Tally the lines of these entries that include "right"; respond with only that tally.

### Material provided
· · · · ·

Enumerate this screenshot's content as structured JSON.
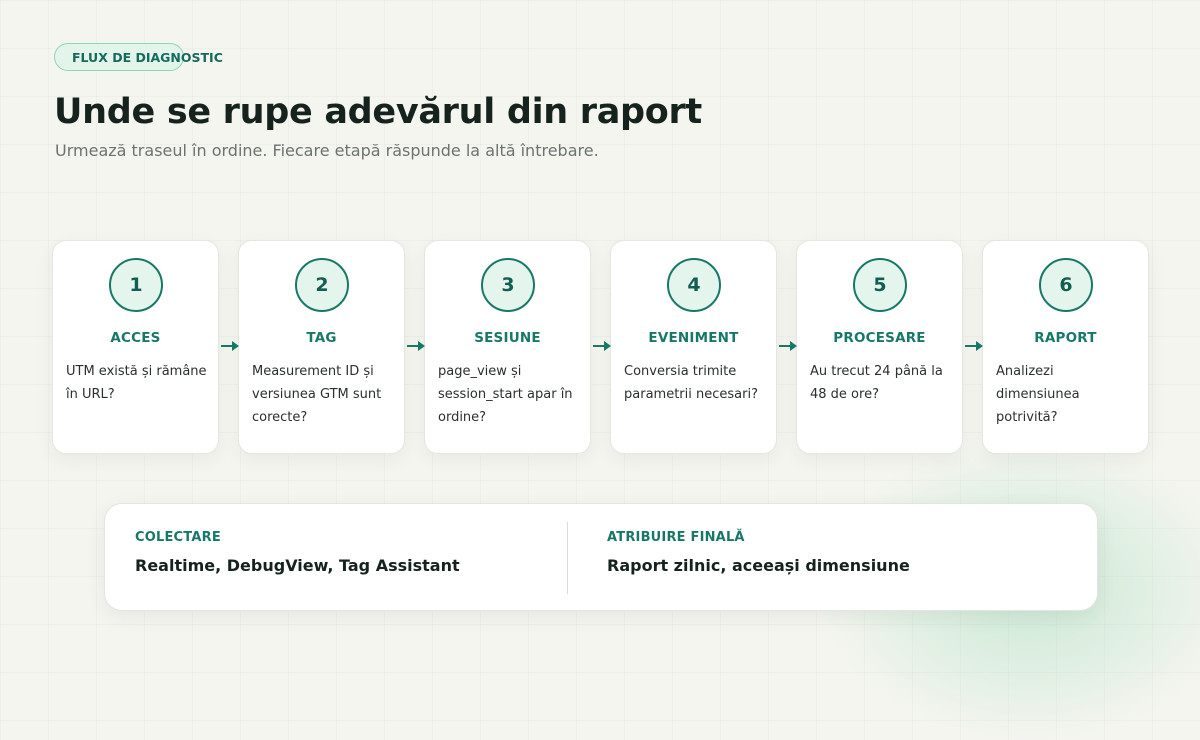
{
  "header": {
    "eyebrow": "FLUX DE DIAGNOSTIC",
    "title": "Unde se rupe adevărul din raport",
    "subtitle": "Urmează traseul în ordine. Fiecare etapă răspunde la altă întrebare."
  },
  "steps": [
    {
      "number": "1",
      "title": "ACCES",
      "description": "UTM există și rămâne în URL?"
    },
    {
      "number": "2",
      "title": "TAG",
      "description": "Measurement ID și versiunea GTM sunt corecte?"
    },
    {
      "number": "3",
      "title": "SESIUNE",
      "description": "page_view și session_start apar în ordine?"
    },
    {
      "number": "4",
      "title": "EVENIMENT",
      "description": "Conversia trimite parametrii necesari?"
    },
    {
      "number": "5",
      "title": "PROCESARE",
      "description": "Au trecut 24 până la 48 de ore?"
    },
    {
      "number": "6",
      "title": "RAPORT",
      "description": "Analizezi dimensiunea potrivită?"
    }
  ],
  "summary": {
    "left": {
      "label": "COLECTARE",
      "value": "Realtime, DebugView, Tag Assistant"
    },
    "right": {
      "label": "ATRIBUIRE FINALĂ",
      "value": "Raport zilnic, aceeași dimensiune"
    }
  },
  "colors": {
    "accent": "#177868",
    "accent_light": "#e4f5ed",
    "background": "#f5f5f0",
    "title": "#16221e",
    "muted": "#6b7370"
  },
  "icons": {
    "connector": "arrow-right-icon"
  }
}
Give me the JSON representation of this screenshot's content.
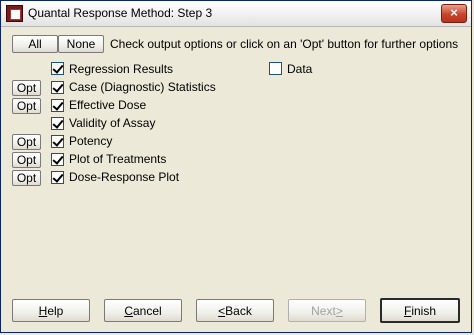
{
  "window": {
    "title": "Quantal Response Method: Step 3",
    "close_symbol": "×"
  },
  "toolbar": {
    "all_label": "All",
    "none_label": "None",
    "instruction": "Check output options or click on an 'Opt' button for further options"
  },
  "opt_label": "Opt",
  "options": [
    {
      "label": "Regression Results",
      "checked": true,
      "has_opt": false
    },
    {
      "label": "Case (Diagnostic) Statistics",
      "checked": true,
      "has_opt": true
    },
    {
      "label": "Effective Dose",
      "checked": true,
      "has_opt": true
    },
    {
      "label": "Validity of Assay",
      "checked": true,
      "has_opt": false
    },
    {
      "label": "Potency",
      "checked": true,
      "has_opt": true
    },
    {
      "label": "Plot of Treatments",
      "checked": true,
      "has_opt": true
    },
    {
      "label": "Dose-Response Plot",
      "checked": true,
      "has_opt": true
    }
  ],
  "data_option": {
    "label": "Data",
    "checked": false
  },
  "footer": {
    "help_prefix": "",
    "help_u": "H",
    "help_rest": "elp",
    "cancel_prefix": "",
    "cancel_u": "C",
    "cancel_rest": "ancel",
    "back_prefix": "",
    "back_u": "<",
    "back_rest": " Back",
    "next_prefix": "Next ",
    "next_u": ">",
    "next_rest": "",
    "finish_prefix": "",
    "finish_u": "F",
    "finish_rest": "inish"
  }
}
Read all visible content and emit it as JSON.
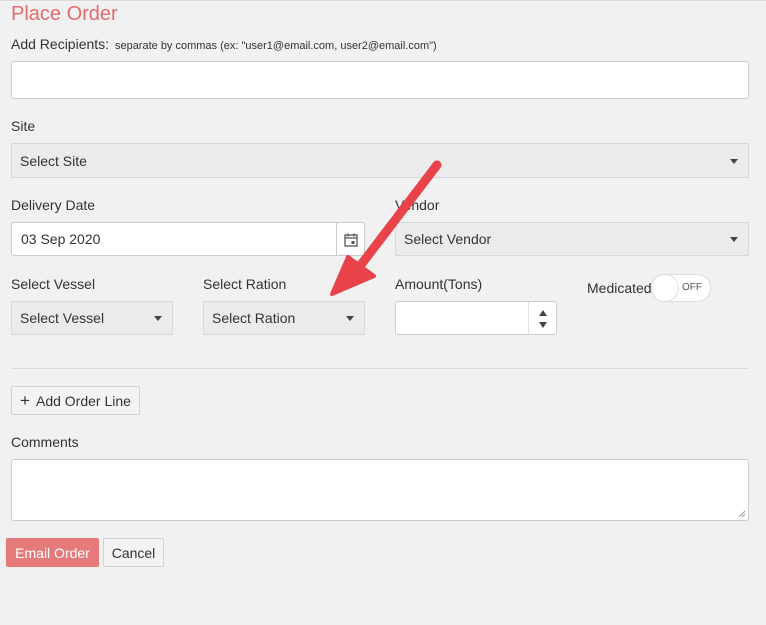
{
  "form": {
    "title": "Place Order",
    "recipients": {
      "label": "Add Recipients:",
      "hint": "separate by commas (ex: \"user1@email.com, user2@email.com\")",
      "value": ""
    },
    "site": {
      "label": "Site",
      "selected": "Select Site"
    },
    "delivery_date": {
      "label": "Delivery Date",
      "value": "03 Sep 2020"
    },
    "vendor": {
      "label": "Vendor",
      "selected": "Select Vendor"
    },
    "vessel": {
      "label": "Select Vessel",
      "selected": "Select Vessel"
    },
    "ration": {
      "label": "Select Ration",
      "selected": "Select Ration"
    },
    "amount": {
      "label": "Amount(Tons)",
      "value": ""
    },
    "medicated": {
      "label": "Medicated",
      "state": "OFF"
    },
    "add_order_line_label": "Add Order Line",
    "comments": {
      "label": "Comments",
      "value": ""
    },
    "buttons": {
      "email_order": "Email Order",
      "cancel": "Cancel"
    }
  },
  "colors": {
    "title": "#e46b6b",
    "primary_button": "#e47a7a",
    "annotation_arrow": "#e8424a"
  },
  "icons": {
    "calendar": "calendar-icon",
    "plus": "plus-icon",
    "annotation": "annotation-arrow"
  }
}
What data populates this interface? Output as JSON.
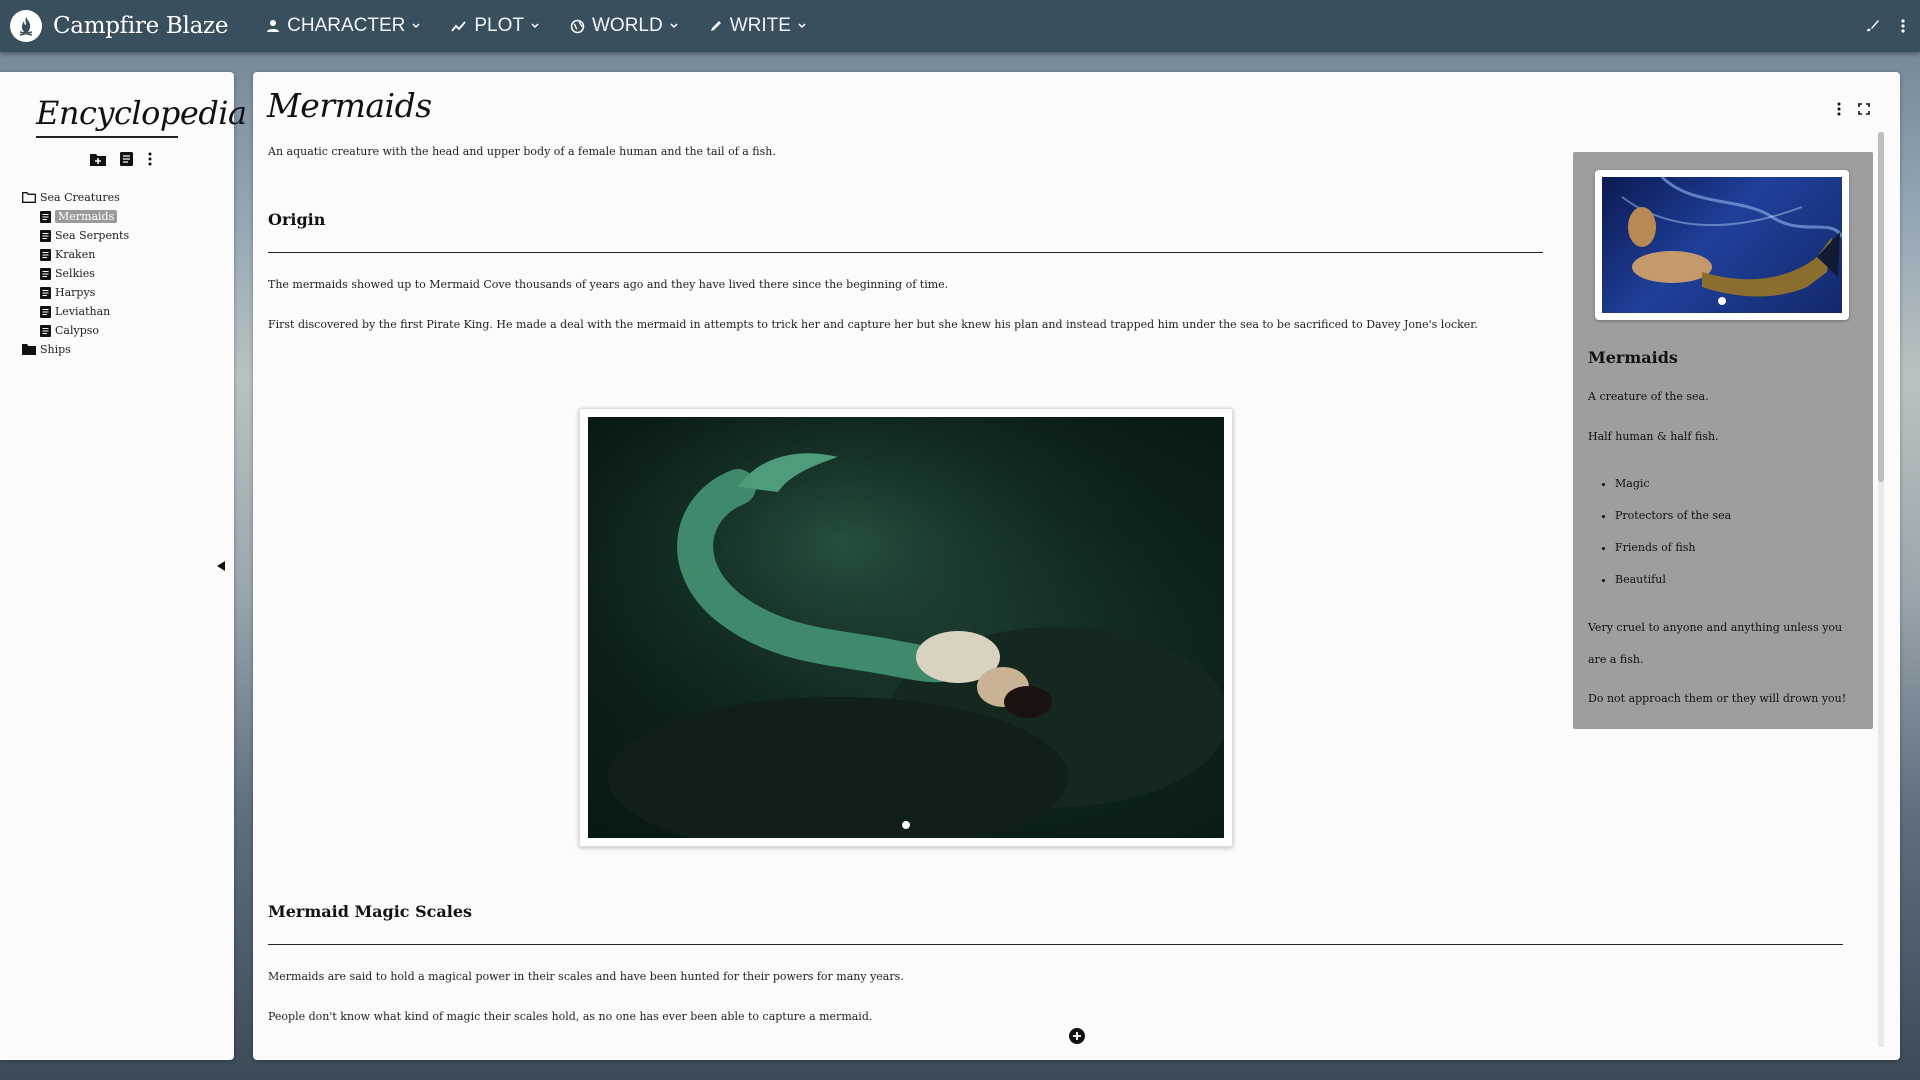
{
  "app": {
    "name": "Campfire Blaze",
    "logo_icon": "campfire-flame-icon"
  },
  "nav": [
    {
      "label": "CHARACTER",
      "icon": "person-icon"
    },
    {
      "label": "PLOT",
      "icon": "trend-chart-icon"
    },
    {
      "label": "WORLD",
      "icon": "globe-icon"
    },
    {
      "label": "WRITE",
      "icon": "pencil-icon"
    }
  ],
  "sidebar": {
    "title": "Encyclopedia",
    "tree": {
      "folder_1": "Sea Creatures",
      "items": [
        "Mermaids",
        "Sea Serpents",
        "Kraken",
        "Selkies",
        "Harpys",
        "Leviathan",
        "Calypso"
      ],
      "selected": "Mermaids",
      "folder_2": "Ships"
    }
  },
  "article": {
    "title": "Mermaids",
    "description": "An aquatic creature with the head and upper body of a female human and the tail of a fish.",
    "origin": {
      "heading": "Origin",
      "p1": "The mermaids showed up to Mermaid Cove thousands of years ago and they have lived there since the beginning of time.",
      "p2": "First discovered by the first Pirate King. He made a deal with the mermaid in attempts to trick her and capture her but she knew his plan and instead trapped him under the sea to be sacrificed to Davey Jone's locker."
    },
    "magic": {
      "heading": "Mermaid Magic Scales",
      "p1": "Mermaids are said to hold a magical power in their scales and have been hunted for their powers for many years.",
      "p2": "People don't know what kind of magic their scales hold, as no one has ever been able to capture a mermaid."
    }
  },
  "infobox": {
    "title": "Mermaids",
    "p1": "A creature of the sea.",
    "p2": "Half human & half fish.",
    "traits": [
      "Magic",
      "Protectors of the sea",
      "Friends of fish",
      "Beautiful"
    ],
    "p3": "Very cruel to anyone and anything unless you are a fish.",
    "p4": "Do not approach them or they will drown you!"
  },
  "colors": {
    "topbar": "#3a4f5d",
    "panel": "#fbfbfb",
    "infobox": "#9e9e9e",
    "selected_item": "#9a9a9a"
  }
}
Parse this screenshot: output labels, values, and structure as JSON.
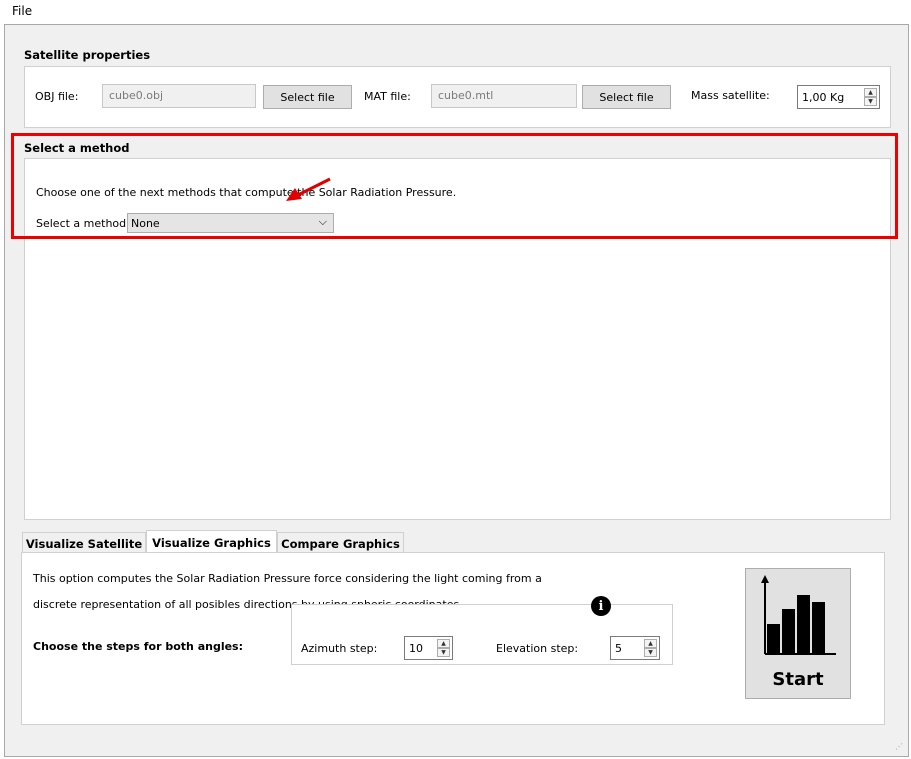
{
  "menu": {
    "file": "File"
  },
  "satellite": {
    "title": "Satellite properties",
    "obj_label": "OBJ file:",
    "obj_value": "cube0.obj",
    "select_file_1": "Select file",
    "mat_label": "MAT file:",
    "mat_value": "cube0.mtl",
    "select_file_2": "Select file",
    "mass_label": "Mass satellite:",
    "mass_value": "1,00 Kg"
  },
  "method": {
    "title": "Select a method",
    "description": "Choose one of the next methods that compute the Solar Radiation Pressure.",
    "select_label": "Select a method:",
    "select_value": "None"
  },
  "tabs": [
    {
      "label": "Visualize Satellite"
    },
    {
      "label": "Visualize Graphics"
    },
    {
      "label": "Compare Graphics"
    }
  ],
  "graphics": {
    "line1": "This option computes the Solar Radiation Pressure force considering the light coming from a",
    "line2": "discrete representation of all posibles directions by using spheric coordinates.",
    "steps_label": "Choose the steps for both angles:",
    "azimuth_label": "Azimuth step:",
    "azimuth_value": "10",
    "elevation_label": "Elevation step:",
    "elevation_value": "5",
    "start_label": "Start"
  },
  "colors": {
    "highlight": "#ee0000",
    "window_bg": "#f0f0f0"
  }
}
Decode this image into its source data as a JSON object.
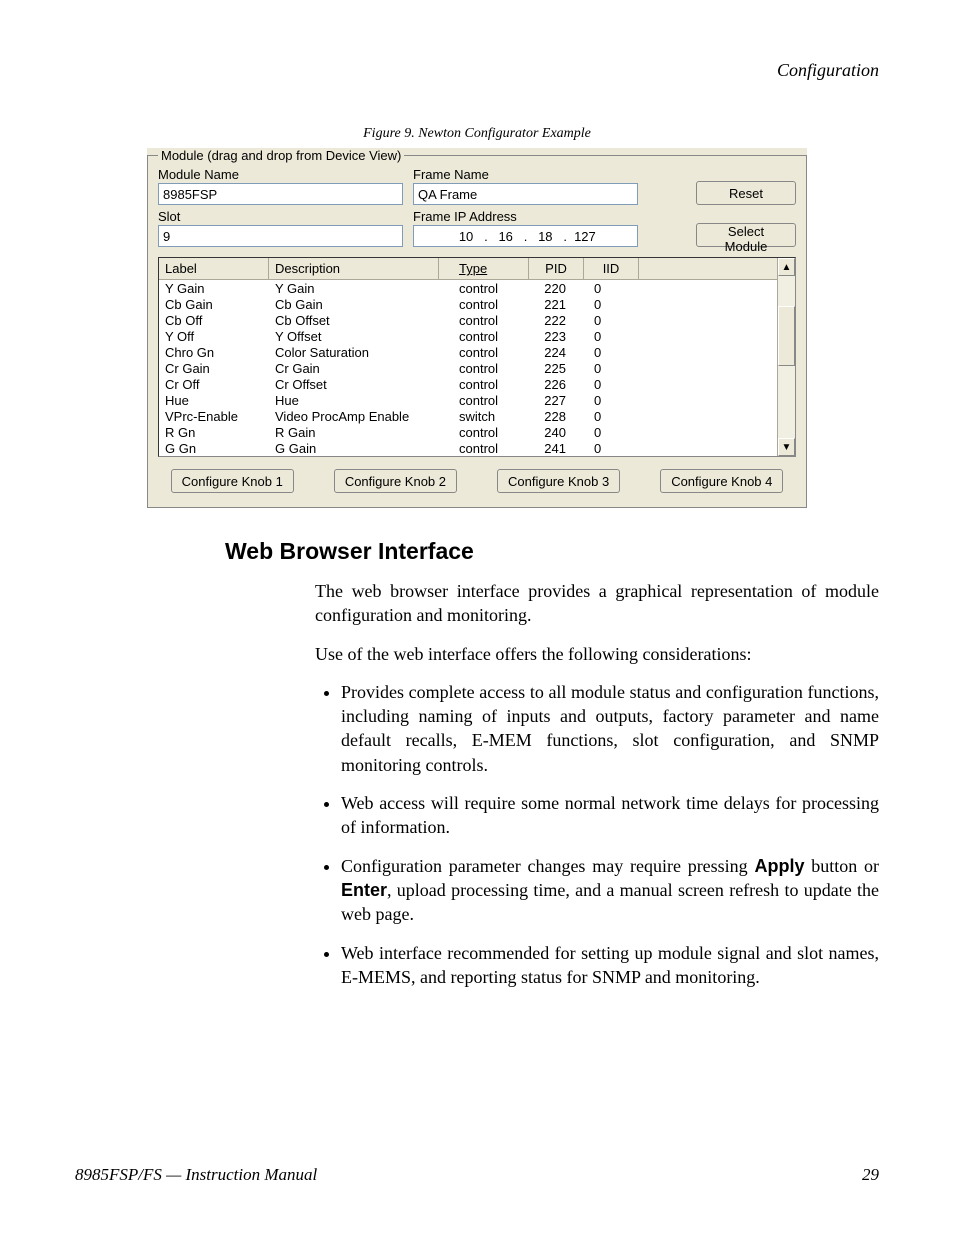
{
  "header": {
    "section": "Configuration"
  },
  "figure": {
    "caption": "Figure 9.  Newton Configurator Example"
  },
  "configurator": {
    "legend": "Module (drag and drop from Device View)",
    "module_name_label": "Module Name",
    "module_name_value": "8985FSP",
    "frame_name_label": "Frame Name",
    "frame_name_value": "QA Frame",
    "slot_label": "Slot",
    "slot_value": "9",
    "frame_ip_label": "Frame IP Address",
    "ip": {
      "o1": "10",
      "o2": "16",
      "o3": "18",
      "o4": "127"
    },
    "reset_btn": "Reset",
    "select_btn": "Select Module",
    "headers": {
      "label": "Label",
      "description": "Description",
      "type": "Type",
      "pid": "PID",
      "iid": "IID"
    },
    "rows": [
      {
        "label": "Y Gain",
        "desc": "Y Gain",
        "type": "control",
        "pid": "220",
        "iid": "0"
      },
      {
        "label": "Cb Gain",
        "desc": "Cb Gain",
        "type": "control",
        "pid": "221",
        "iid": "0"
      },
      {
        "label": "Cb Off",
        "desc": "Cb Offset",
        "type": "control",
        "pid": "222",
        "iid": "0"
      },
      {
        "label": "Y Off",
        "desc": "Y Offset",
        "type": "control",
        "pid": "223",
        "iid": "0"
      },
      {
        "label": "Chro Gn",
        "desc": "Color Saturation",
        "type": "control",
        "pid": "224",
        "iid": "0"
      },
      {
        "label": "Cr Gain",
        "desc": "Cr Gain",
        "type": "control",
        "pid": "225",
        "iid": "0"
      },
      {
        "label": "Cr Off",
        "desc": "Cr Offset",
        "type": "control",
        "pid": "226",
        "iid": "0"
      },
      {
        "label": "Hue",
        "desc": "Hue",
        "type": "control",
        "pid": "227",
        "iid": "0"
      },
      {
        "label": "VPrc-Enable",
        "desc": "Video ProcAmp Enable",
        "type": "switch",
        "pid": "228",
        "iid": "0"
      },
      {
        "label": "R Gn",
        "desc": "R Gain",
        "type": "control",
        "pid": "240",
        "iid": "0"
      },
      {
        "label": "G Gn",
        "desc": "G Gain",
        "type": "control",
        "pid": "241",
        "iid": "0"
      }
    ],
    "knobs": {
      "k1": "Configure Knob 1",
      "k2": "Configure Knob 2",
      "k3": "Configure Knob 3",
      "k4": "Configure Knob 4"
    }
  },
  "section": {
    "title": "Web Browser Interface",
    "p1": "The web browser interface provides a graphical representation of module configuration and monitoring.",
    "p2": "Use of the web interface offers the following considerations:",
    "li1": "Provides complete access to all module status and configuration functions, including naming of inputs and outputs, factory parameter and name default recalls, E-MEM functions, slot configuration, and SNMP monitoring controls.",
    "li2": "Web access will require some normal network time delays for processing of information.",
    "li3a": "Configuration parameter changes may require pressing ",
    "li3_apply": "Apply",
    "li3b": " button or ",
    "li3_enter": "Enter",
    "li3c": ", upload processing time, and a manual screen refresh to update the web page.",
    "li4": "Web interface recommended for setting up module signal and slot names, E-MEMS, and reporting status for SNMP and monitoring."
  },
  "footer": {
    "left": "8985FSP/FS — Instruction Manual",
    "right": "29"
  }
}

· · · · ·

### Result of this exercise
3